A: I expect Lucas to start this season. The when part of this question is more difficult. Arnold came in what seemed to be an overweight 340 pounds while Lucas trimmed his body down to 315 pounds. Arnold brings experience week one against Boise though, and that is why I project him to start. If I were going to project a game that Lucas starts, it would be Week 4 against Louisville at home. That gives him three weeks to get his feet wet and make his first career start in front of his home crowd.
Q: What can Briles/Clements do schematically to help the OL that the previous coordinator didn’t do?
A: I’m not sure this answer can start with “didn’t do” but maybe “couldn’t do effectively.” Briles will do a better job of getting the pace of this offense to where it needs to be. The offense will utilize RPOs, motion, and lateral action that will hold linebackers and other box players from jumping the run game. The key to doing those things? Clements will emphasize double teams at the point of attack to get movement and eliminate penetration, which will allow the running backs to get going.
In the passing attack, Briles is going to get the ball out, move the pocket, and max protect with backs and tight ends. We did not see a lot of max protection or movement last season, for some reason.
Q: How realistic is the improvement of Jauan Williams?
A: This is a question that every Seminole fan wants answered. Williams was interviewed recently and said he has gone from 275 pounds to 315 pounds. He spoke about a shoulder injury he battled during the ’18 season that kept his bench press below 225 pounds. Williams claims now that he can bench more than 400 pounds, which is a drastic difference. This is the key to the offense for me and something we will watch very closely. Through fall camp, Williams has taken every snap at left tackle with the starting offensive line, and I believe that is key for his confidence. On the surface, Williams seems more prepared physically, experience should help him be more prepared mentally, and now he just has to go out and do it. There really is nowhere else for him to go but up. I expect Williams to be a mid-level LT in the conference, which would be a massive improvement over last season.
Q: Is the OL group in better position to weather bad injury luck this season? Or could it get just as bad?
A: By all accounts through fall camp, Taggart has talked about the competitive depth on the offensive line. Is the group in better position? I would say no, because the depth is going to be freshmen or players without any experience. Will it be just as bad? This answer may be a surprise, but I think they are in a better position. There are bodies available— which is a start. The depth consists of players who will be at their natural positions and have flashed as talented in camp.

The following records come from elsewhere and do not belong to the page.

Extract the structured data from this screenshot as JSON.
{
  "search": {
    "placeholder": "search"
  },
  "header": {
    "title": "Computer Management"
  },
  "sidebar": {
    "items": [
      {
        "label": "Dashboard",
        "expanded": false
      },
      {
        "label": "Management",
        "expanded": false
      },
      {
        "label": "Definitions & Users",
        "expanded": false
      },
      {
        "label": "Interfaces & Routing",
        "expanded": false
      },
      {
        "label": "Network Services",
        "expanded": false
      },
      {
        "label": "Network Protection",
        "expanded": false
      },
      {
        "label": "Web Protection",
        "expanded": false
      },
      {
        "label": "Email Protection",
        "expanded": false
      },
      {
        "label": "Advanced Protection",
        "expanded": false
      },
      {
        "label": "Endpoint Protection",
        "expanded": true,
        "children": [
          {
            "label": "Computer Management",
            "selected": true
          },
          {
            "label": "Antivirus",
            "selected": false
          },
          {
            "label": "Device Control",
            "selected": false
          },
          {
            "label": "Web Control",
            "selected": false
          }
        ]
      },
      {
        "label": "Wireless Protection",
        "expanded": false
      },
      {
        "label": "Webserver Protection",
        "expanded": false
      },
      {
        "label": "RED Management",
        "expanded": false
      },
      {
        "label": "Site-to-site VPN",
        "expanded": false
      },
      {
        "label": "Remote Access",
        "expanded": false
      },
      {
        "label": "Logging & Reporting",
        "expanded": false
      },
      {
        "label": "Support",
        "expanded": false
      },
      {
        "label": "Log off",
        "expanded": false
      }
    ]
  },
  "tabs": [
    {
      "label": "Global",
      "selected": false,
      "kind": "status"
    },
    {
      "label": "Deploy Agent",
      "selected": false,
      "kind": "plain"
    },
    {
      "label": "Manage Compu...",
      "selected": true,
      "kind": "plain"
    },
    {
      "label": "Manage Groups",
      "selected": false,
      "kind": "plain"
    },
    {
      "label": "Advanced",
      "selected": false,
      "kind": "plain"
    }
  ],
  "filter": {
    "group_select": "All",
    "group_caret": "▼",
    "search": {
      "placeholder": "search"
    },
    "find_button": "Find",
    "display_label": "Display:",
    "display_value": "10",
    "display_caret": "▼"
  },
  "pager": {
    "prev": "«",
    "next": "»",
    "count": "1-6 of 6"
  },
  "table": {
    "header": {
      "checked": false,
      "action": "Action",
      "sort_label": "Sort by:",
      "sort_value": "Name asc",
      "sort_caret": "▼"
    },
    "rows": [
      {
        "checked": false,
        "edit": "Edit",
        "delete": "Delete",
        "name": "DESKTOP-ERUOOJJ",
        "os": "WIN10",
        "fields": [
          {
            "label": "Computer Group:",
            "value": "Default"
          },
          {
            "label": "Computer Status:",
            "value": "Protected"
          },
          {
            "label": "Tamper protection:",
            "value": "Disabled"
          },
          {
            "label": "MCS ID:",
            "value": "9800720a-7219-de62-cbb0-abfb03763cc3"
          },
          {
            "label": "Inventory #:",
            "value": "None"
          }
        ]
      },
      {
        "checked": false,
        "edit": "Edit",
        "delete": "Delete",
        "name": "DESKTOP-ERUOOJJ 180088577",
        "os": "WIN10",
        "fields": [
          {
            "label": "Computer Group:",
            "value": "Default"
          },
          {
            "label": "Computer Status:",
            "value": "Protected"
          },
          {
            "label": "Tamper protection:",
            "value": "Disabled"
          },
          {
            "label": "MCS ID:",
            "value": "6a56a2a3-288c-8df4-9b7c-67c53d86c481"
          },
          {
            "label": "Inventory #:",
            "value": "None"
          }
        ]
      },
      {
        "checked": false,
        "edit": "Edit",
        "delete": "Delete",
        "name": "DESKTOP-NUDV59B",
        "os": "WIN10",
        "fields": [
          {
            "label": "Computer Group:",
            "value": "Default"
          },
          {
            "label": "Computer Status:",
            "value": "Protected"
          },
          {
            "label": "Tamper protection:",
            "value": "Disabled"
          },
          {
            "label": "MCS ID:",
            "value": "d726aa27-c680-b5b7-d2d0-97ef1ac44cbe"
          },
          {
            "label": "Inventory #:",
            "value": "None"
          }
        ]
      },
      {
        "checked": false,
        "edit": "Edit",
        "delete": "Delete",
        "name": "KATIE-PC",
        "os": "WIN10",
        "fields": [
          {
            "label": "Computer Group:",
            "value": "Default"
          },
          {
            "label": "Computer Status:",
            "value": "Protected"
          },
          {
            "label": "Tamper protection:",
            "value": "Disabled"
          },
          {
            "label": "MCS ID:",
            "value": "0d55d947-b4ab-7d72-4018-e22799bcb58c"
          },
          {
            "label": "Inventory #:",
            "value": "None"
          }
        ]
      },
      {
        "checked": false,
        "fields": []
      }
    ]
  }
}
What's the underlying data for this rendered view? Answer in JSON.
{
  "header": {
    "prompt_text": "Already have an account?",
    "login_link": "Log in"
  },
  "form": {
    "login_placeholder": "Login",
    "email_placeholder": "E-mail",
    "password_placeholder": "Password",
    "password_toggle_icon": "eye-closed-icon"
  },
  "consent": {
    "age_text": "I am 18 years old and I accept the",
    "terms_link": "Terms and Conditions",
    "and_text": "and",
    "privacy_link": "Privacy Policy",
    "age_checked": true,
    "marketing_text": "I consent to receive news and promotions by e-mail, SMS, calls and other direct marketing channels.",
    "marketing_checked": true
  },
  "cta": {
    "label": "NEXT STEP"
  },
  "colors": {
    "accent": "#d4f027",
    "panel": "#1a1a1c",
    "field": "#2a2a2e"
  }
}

Ultimately, if you are down to playing your backups, you are in bad shape, but at least it would be a group of talented freshmen getting reps.
*Note, I expect the FSU offensive line to play a large number of players, as the Seminoles look to go as fast as they can, which means you will see some of these backups on purpose at times.